What is a tax credit?
A tax credit is a dollar-for-dollar reduction in the amount of income tax you would otherwise owe to the IRS. For example, claiming a $1,000 federal tax credit reduces your federal income taxes due by $1,000.
How does the solar tax credit work ?
The federal residential solar energy credit is a tax credit that can be claimed on your federal income taxes for a percentage of the cost of your solar system.
The December 2020 COVID-19 Relief package and U.S. Federal government Omnibus spending bill made some key extensions for the federal tax credit. Any US taxpayer, business or consumer who starts installation of a solar system before January 1, 2023 is eligible to receive the full 26% solar ITC. That amount will phase down to 22% on January 1, 2023. Any project that is placed in service after December 31, 2025 will automatically qualify for a 10% ITC.
Am I eligible to claim the federal solar tax credit?
If you own your solar energy system, you are eligible. If you don’t have enough tax liability to claim the entire credit in one year, you can apply those remaining credits in future years as long as the tax credit is in effect. If you sign a lease or PPA with a solar installer, you are not the owner of the system, and thus you cannot receive the tax credit.
Other information that determines your eligibility for the 26% solar tax credit:
- Your solar system was installed between now and December 31, 2022.
- Your solar system is located at your primary or secondary residence in the United States, or for an off-site community solar project, if the electricity generated is credited against, and does not exceed, your home’s electricity consumption.
- You own the solar PV system (i.e., you purchased it with cash or through financing but you are neither leasing)
- The solar PV system is new or being used for the first time. The credit can only be claimed on the “original installation” of the solar equipment.
- Your system must be “placed into service” by the end of 2022. The IRS doesn’t define exactly what “place into service” means, but when your system is fully interconnected and your utility has granted you permission to operate, that’s safe to assume it’s in service.

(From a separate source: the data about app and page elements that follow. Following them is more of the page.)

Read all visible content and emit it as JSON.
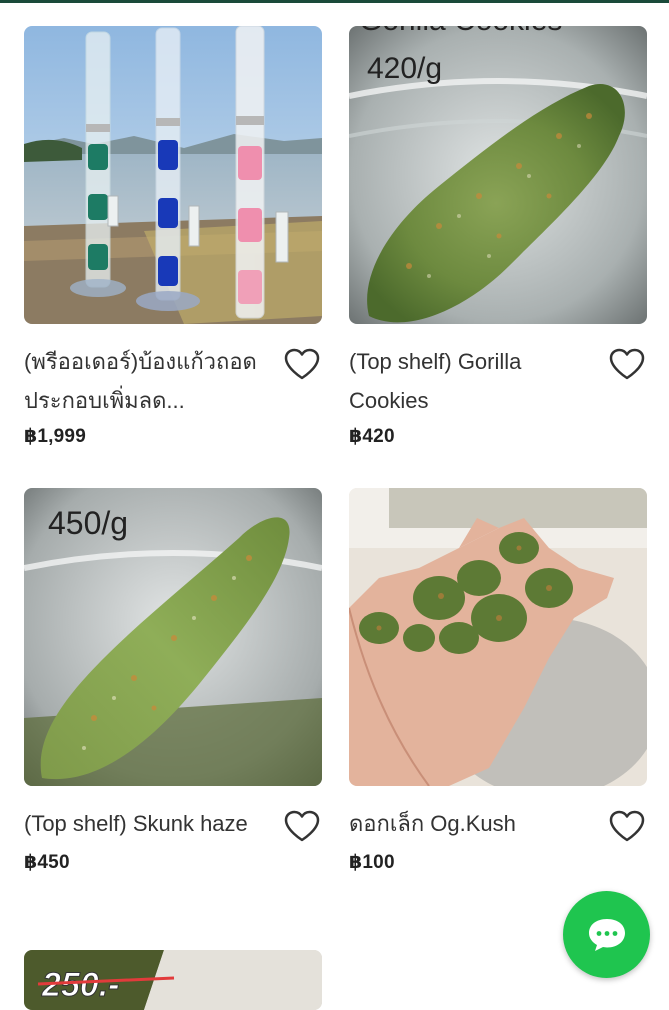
{
  "products": [
    {
      "title": "(พรีออเดอร์)บ้องแก้วถอดประกอบเพิ่มลด...",
      "price": "฿1,999",
      "image_overlay": "",
      "image": "glass-bongs-lakeside"
    },
    {
      "title": "(Top shelf) Gorilla Cookies",
      "price": "฿420",
      "image_overlay": "420/g",
      "image_top_text": "Gorilla Cookies",
      "image": "bud-in-jar"
    },
    {
      "title": "(Top shelf) Skunk haze",
      "price": "฿450",
      "image_overlay": "450/g",
      "image": "bud-in-jar"
    },
    {
      "title": "ดอกเล็ก Og.Kush",
      "price": "฿100",
      "image_overlay": "",
      "image": "buds-in-hand"
    },
    {
      "title": "",
      "price": "",
      "image_overlay": "250.-",
      "image": "bud-partial"
    }
  ],
  "icons": {
    "favorite": "heart-outline-icon",
    "chat": "chat-bubble-icon"
  },
  "colors": {
    "chat_fab": "#1fc54f",
    "price_text": "#222222"
  }
}
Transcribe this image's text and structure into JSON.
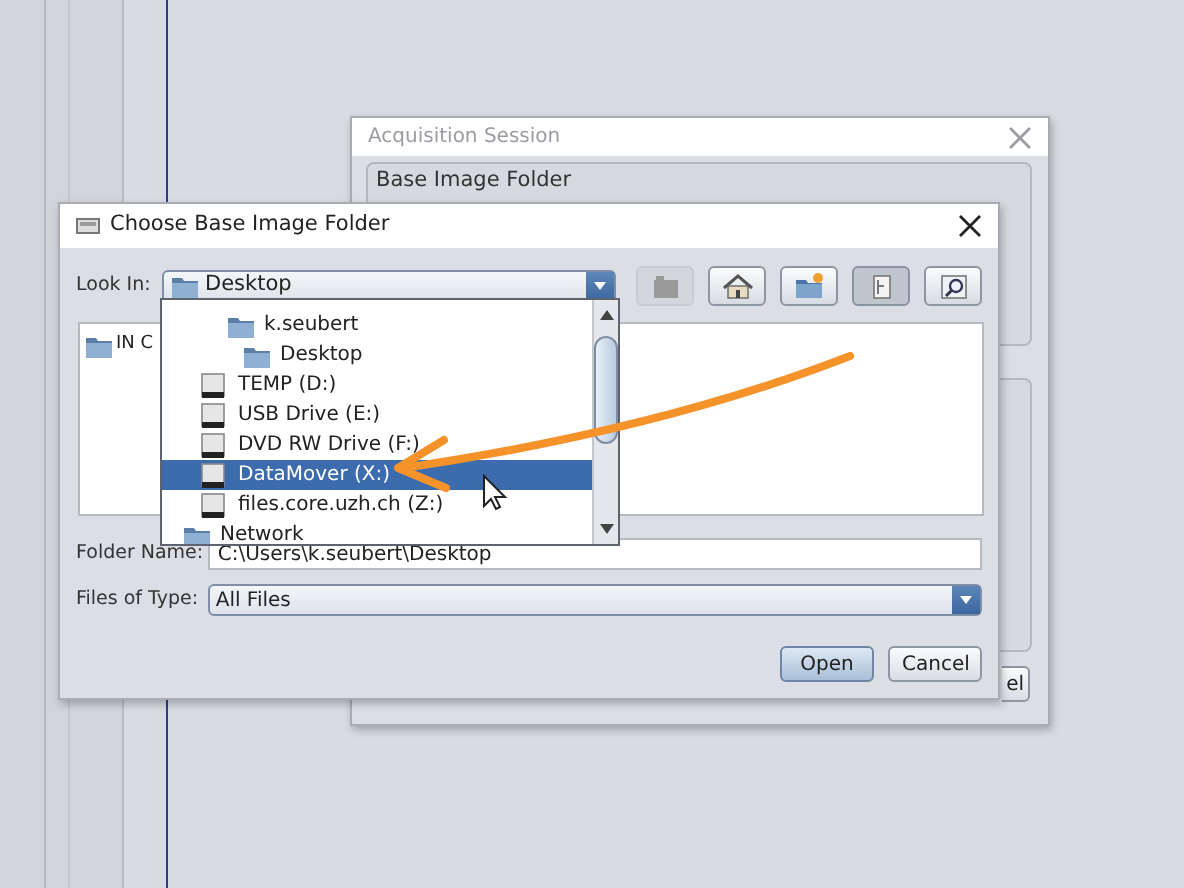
{
  "back_window": {
    "title": "Acquisition Session",
    "group_title": "Base Image Folder",
    "buttons": [
      "el"
    ]
  },
  "dialog": {
    "title": "Choose Base Image Folder",
    "look_in": {
      "label": "Look In:",
      "value": "Desktop"
    },
    "toolbar": [
      {
        "disabled": true,
        "selected": false
      },
      {
        "disabled": false,
        "selected": false
      },
      {
        "disabled": false,
        "selected": false
      },
      {
        "disabled": false,
        "selected": true
      },
      {
        "disabled": false,
        "selected": false
      }
    ],
    "files": [
      {
        "name": "IN C"
      }
    ],
    "folder_name": {
      "label": "Folder Name:",
      "value": "C:\\Users\\k.seubert\\Desktop"
    },
    "file_type": {
      "label": "Files of Type:",
      "value": "All Files"
    },
    "buttons": [
      {
        "label": "Open",
        "default": true
      },
      {
        "label": "Cancel",
        "default": false
      }
    ]
  },
  "popup": {
    "items": [
      {
        "name": "k.seubert",
        "kind": "folder",
        "selected": false,
        "children": [
          {
            "name": "Desktop",
            "kind": "folder",
            "selected": false
          }
        ]
      },
      {
        "name": "TEMP (D:)",
        "kind": "drive",
        "selected": false
      },
      {
        "name": "USB Drive (E:)",
        "kind": "drive",
        "selected": false
      },
      {
        "name": "DVD RW Drive (F:)",
        "kind": "drive",
        "selected": false
      },
      {
        "name": "DataMover (X:)",
        "kind": "drive",
        "selected": true
      },
      {
        "name": "files.core.uzh.ch (Z:)",
        "kind": "drive",
        "selected": false
      },
      {
        "name": "Network",
        "kind": "network",
        "selected": false
      }
    ]
  }
}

What solar costs are covered by the ITC?
- Cost of equipment including wiring, inverters, and mounting equipment
- Solar panels or PV cells to power an attic fan
- Assembling and installing the system
- Installing wiring to the solar panel system
- Contractor labor costs for onsite preparation, assembly, or installation, including permitting fees, inspection costs, and developer fees
- Energy storage devices that are charged exclusively by the associated solar panels
- Sales taxes on the above eligible expenses
How Do You Calculate the 26% Solar ITC?
For homeowners, you calculate the 26% on the net installed cost after deducting any state or utility rebates. If the total cost for your solar installation was $18,000 and you received a utility or state rebate of $5,000, your total upfront expense is now $13,000. Therefore, to calculate the 26% ITC, the math is 26% x $13,000 = $3,380 solar tax credit.
Can I use the tax credit for a battery backup installation?
Currently, the solar tax credit can only be applied to battery backup installations when connected to a solar PV system.
How do I claim the federal solar tax credit?
To claim the credit for residential systems, you must file IRS Form 5695 to report your expenses.To claim the credit for commercial systems, you must file IRS Form 3468 to report your expenses. If the federal solar tax credit exceeds tax liability, that excess amount may be carried forward to the succeeding taxable year.
The federal solar tax credit makes going solar much more financially feasible for thousands of homeowners. Because the ITC will eventually expire, the sooner you start to build your solar installation, the better. We encourage you to speak with a tax professional for more information about the ITC if you have questions about getting started.
**The above information is for educational purposes only and should not be construed as legal advice. Please consult a tax professional for more information.**